Writing and Reporting by Jake Brown

The Midwest’s summer cooling season extended beyond the planned-for deadline, buttressing right up – and in some cases – into the start of fall enrollment for LIHEAP’s winter heating season.  An all-hands-on-deck effort across the country, Memphis television channel Fox 13 teamed up with Shelby County officials to give $8 million in extra aid as part of their “Keep the Lights On” campaign.  With a one-time payment of between $150 and $650 in utility assistance per household available, Fox 13’s on-site reporter, Merle Purvis, took to the airwaves to raise awareness for those in need:


“I’m so glad that you guys are her joining us.  The phone lines are already ringing, the second Darryl gave the number, the phone lines started ringing.  This is very important business here.  We’re trying to help the County give away $8 million to help families keep the lights on.  You can see there, they’re already busy.  In fact, those lines started ringing at 11 o’clock this morning before we even gave the telephone number out, all of the cues were full by 1 o’clock in the afternoon.  For the next 90 minutes, we’re going to have these Community Service Agency experts on the lines, qualified and certified to take personal information to see if you qualify to get help paying your power bill.  You could get a grant of up to $675 if you qualify.  We’ll also have leaders from the county here talking about who qualifies, and will make sure you have every piece of information you need.” 1

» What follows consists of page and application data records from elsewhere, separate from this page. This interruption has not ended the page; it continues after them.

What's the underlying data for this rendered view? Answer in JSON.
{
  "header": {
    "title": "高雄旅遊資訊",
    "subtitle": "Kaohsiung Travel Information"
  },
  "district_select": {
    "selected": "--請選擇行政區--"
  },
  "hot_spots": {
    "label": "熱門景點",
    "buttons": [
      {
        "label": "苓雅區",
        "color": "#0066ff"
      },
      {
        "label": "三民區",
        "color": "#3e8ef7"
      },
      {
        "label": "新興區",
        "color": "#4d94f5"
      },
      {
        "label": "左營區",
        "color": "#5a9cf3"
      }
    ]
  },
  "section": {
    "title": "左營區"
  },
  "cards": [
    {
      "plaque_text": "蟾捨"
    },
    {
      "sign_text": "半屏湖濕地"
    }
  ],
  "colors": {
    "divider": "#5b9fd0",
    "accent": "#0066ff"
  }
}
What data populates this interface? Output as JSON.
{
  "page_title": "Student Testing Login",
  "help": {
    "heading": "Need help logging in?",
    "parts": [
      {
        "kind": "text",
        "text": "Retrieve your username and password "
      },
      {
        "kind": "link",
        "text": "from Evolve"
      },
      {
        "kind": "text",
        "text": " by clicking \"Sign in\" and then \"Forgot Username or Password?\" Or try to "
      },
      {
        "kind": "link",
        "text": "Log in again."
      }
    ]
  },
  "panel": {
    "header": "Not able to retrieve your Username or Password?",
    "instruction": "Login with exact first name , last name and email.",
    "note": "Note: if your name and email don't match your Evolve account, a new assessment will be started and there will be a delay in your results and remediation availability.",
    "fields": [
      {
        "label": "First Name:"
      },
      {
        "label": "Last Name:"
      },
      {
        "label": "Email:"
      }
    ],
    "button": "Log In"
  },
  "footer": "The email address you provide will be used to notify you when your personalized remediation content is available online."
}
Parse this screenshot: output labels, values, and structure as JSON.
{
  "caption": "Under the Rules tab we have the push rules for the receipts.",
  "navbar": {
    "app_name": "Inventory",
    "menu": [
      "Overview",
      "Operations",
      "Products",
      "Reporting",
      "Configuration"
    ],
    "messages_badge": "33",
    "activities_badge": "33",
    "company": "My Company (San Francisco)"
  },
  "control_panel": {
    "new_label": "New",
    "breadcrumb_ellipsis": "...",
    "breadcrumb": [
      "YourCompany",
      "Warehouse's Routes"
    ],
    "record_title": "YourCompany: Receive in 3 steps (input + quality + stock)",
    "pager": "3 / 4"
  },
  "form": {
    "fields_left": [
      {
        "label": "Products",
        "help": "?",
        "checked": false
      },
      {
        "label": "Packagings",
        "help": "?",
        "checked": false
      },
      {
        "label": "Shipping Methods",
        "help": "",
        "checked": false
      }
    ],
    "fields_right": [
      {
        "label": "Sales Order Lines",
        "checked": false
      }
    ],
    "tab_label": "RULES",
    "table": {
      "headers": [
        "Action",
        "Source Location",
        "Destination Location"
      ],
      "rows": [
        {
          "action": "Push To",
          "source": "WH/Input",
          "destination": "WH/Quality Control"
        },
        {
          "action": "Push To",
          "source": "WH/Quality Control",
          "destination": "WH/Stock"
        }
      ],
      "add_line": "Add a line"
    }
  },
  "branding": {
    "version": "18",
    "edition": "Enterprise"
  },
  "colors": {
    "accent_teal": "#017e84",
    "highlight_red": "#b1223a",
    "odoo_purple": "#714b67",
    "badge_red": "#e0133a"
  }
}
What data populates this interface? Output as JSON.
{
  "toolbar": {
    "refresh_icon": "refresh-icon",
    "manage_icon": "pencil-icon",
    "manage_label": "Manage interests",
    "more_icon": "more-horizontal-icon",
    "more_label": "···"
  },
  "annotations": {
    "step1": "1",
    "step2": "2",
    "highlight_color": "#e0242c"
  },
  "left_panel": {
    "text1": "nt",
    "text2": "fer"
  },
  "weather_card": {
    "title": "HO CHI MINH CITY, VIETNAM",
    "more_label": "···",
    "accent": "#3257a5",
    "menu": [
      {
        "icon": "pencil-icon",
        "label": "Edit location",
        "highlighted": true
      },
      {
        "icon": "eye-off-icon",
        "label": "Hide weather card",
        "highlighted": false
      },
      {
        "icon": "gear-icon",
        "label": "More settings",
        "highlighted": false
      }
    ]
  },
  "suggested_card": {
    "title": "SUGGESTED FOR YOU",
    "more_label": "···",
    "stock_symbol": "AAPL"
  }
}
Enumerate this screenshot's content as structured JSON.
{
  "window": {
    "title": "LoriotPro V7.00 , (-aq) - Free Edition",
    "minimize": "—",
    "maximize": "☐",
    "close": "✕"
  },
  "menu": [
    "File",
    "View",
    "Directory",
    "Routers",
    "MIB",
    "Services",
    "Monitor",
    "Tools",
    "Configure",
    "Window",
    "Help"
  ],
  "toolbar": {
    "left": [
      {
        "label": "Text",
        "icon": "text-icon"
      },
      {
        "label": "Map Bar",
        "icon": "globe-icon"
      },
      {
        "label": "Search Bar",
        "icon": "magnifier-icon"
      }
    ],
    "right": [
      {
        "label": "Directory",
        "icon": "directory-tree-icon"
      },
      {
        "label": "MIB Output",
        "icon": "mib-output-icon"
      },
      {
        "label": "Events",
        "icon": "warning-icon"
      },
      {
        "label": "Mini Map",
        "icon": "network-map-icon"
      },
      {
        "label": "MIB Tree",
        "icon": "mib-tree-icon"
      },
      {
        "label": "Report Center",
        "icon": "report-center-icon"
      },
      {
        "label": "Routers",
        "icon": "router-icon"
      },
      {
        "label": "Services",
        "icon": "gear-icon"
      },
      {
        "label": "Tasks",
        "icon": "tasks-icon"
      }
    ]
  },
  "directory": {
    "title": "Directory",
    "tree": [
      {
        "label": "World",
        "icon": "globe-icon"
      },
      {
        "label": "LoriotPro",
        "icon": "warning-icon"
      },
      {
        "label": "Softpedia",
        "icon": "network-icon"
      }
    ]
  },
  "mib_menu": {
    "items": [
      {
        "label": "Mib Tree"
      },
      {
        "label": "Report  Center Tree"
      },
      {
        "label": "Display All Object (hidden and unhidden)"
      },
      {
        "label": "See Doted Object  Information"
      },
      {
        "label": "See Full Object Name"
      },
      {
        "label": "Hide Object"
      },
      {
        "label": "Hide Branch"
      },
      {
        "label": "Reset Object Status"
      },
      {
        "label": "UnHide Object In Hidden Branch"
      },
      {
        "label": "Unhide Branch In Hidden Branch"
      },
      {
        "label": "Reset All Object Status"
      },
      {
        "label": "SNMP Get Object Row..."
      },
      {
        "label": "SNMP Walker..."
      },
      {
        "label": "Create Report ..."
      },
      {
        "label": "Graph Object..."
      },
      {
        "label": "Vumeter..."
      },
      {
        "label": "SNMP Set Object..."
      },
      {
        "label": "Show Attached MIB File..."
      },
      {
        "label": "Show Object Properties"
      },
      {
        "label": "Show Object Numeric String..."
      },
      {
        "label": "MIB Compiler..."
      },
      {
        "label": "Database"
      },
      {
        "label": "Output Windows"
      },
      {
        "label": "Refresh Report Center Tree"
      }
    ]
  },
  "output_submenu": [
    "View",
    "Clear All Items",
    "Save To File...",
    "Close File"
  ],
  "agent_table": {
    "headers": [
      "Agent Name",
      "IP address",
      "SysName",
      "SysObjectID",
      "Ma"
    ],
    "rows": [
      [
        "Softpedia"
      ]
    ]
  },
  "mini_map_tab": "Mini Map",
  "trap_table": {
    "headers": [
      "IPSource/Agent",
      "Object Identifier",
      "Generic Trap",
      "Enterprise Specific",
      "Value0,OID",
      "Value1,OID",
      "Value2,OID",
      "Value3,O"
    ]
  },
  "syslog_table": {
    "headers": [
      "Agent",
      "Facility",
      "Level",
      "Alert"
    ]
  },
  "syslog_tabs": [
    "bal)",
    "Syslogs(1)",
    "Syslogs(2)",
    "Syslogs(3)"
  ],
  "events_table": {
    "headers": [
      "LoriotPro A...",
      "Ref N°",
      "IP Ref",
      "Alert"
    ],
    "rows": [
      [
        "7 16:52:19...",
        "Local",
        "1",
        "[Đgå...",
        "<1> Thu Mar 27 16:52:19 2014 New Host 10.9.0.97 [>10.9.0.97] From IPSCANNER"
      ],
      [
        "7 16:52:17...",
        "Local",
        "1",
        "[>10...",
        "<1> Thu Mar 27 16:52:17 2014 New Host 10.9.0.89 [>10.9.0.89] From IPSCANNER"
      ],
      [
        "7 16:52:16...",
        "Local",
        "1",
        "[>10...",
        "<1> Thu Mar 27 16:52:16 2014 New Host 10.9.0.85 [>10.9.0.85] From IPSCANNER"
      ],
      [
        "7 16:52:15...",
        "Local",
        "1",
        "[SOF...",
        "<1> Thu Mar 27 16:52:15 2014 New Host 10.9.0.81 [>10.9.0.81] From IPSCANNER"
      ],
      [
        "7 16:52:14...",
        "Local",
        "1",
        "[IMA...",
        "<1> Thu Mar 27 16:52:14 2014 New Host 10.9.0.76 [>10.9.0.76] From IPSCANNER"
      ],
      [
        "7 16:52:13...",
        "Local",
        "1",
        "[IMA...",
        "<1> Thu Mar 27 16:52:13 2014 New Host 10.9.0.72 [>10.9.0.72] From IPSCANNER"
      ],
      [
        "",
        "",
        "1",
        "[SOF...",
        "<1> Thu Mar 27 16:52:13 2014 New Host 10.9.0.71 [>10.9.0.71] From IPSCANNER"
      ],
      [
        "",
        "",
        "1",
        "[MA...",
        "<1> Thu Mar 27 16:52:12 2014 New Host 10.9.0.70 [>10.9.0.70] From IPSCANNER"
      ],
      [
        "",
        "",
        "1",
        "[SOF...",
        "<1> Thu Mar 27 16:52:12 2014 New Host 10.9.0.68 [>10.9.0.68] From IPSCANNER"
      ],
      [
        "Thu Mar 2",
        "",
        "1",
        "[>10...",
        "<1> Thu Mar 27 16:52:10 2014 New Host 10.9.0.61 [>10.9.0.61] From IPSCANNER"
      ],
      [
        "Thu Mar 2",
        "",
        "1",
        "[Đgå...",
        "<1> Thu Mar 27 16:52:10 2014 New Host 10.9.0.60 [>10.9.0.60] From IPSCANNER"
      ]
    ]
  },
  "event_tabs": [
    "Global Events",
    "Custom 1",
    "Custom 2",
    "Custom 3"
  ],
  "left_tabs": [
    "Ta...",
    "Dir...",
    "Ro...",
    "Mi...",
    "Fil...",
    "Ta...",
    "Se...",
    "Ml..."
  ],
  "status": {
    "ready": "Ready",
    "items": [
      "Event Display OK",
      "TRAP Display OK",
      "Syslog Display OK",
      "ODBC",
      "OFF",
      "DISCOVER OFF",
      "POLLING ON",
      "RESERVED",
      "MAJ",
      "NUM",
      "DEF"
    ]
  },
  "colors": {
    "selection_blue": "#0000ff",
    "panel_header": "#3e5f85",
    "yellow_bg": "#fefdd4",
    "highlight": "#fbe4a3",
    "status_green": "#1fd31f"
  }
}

Up in Iowa, a powerful letter to the editor was delivered by Trisha S. Wilkins, Executive Director of the Northeast Iowa Community Action Corporation, emphasizing just how desperate the weather was making the families her organization works tirelessly to help keep the power on year round, specifically “1,658 unduplicated individuals (in)…the 12-month period that ended August 31, 2019…experiencing a temporary setback or face a continuous challenge to meet their basic needs, including 554 households participated in the Low-Income Home Energy Assistance Program (LIHEAP)…in Northeast Iowa counties of Allamakee, Bremer, Chickasaw, Clayton, Fayette, Howard and Winneshiek.”  2


Meanwhile, down in neighboring Illinois, the Kendall-Grundy Community Action Services, as part of their LIHEAP disbursal protocol, are keeping an eye on both the short and long term, explaining that “the mission for these energy assistance programs are to assist low income households in meeting their immediate home energy needs by paying a portion of winter energy bills to prevent service interruptions, while providing education on home energy conservation and other opportunities to achieve and maintain energy security and financial self stability.” 3


Out Western, the Navajo-Hopi Observer reported that in an effort to help the maximum number of tribal residents through the punishing summer heat out on the oft-rural reservations they call home, the “Native American Disability Law Center to will be assisting low-income Native American Elders (65 years and older) and Native Americans with disabilities (21 years and older) to connect to benefits programs like… the Low Income Home Energy Assistance Program (LIHEAP). This service is offered free of charge thanks to a grant from the National Council on Aging (NCOA).  The Native American Disability Law Center was selected by the NCOA to operate a Benefits Enrollment Center (BEC) for San Juan and McKinley Counties, because we have a unique connection to people with disabilities as well as great community partners.” 4